Refuge Description

refuge description photo

The National Elk Refuge consists of 24,700 acres of intermountain valley in the Jackson Hole area of northwestern Wyoming.


The National Wildlife Refuge System includes 568 national wildlife refuges from Alaska to the Caribbean and Maine to the south Pacific. There is at least one national wildlife refuge in each state. The Refuge System also includes five marine national monuments and 38 wetland management districts.

The National Wildlife Refuge System protects some of the country’s most iconic ecosystems and the fish and wildlife that rely on them: prairies of the heartland, teeming with native pollinators and bison; hardwood forests of the Southeast, a source of regional and cultural pride; desert Southwest landscapes, home to vibrant and rare plant communities that draw new life during the summer monsoon season. The Refuge System also conserves waterways that give life to all of them — critical ecosystems along rivers, streams, wetlands, coasts and marine areas.

The National Elk Refuge is one of those national wildlife refuges. Located in the heart of the 22-million acre Greater Yellowstone Ecosystem, the National Elk Refuge provides critical habitat for a number of species, including elk, bison, pronghorn, swans, eagles, and trout.

The Refuge is six miles wide at its widest point and ten miles long from southwest to northeast. The elevation varies from 6,200 feet to 7,200 feet. The Teton Range, visible to the west, rise to 13,775 feet at the summit of Grand Teton. The valley and surrounding mountains show classic examples of glaciation.

The northern half of the Refuge consists of steep, rolling hills. The southern half is glacial washout material, with one resistant formation -- Miller Butte -- rising approximately 500 feet above the valley floor.

Much of the Refuge consists of grassy meadows and marshes on the valley floor.
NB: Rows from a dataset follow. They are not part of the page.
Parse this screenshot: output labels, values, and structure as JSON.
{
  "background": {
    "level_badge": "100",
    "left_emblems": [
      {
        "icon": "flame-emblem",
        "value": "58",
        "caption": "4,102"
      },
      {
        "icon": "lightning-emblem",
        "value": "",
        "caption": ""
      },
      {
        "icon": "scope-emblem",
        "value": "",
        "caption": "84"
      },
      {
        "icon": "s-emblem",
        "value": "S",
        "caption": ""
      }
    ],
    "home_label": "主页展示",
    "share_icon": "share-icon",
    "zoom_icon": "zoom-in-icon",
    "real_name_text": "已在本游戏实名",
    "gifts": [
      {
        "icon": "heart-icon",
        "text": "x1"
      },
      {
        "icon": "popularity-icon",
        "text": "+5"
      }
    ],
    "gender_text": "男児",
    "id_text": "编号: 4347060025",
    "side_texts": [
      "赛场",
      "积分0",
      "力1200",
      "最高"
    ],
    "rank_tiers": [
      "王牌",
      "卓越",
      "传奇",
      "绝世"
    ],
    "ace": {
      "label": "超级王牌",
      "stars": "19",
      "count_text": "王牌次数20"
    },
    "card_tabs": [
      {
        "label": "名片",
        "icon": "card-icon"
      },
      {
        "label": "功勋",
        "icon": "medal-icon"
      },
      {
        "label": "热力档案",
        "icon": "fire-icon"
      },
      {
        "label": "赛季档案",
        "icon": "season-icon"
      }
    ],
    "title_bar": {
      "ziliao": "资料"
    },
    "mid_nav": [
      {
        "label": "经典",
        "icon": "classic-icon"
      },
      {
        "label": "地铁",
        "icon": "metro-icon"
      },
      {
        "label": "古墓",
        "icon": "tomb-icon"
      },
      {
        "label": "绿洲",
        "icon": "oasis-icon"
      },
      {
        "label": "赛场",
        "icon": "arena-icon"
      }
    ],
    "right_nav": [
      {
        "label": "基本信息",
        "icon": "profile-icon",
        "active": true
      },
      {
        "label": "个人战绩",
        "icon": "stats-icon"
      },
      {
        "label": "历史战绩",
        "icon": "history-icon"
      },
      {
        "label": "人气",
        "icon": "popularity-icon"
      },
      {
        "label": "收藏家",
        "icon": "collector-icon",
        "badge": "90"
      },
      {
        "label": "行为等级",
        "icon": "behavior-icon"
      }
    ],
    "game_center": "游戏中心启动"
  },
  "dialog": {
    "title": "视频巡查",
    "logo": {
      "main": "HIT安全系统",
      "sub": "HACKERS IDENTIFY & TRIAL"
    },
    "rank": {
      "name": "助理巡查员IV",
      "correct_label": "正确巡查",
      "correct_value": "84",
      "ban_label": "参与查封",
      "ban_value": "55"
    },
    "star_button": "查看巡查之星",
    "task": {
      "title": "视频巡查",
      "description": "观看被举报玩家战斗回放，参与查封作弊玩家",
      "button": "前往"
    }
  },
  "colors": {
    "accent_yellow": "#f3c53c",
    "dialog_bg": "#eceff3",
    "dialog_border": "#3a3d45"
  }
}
The flood plain forest along the Gros Ventre River contains blue spruce, narrowleaf cottonwood, aspen, and willow as major species. There are extensive areas of big sagebrush and rocky outcroppings. The forested areas of lodgepole pine, Douglas fir, and aspen are mostly on the northern slopes of the Gros Ventre hills.